Johns Hopkins study links exposure to coarse particulate matter to increased risk of asthma in children
Researchers at the Johns Hopkins University report that coarse particulate matter—created by physical processes such as tire and break wear, agricultural tilling, salt spray and dust created in manufacturing—appears to put children at greater risk for asthma, independent of exposure to fine particulate pollution. A paper on the work will be published in the American Journal of Respiratory and Critical Care Medicine.
Coarse particulate matter (PM10-2.5) measures from 2.5 to 10 micrometers; fine particulate pollution (PM2.5) measure 2.5 micrometers or smaller. The authors noted that there is substantial evidence that PM2.5 impacts respiratory and cardiovascular health, and this is why the Environmental Protection Agency monitors and regulates fine particulate pollution.

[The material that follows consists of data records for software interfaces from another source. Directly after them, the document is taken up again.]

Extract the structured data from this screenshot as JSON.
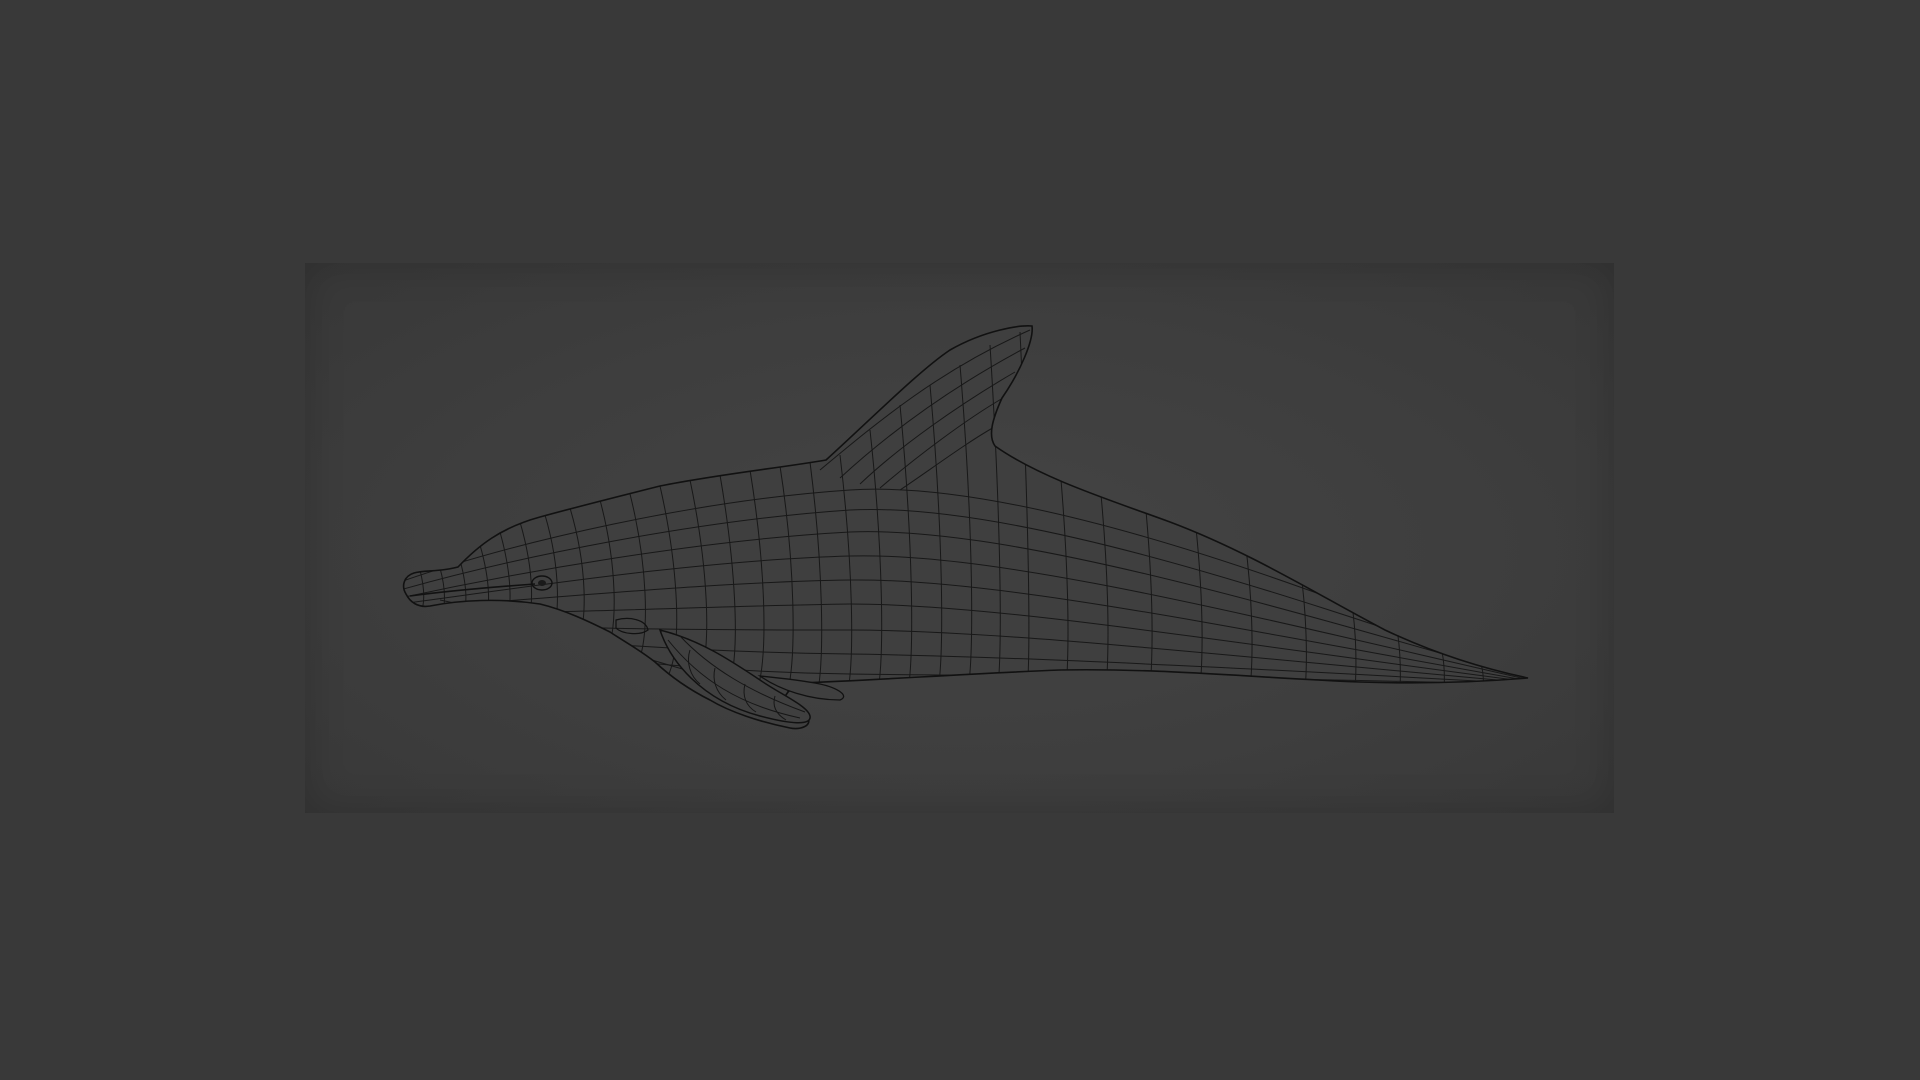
{
  "viewport": {
    "background_color": "#393939",
    "frame_color": "#424242",
    "wire_color": "#141414"
  },
  "model": {
    "icon": "dolphin-wireframe-icon"
  }
}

We did this study to understand whether, in addition to PM2.5, coarse particulate matter contributes to asthma development and morbidity. The most recent assessment by the EPA concluded that there wasn’t enough data to say one way or another whether PM10-2.5 causes negative health effects.—Corinne A. Keet, MD, PhD, lead study author and associate professor of pediatric allergy and immunology at Johns Hopkins University School of Medicine
The researchers analyzed the records of 7,810,025 children (age 5 to 20) living across the country who were enrolled in Medicaid over a two-year period, 2009-2010. The researchers adjusted their findings for race and ethnicity, sex, age, poverty, education and how urban the neighborhood the children lived in was. The researchers also accounted for PM2.5.
The study found for each microgram/m3 increase in PM10-2.5:
asthma diagnosis increased by 0.6%;
ER visits for asthma increased by 1.7%; and
hospitalizations for asthma increased by 2.3%.
These findings were even stronger for children 11 and younger. The authors speculate that the stronger association is a result of asthma typically developing at younger ages and that young children are more likely to spend time outdoors and be harmed by air pollution.
The authors said that study limitations include the fact that there are few locations that monitor PM10-2.5. Most monitors measure only PM2.5, which the current study found was even more likely to be associated with an asthma diagnosis, ER visits and hospitalizations. The researchers used statistical methods to predict concentrations of PM10-2.5 across the U.S. This allowed them to study such a large number of children, including those who do not live near a monitor.
According to the American College of Allergy, Asthma & Immunology, an estimated 7.1 million children have asthma. Asthma is the most common chronic illness in childhood and accounts for 13.8 million missed school days each year.
Dr. Keet noted that the EPA is currently conducting a comprehensive review of the science related to the health effects of particulate matter as mandated by the Clean Air Act.
Reductions in PM2.5 have led to improvements in childhood respiratory health, but there is still a great burden of asthma in children. Our findings, along with others, suggest that PM10-2.5 likely contributes to asthma, too, and that regulation and monitoring of coarse particulate matter should be considered.—Dr. Keet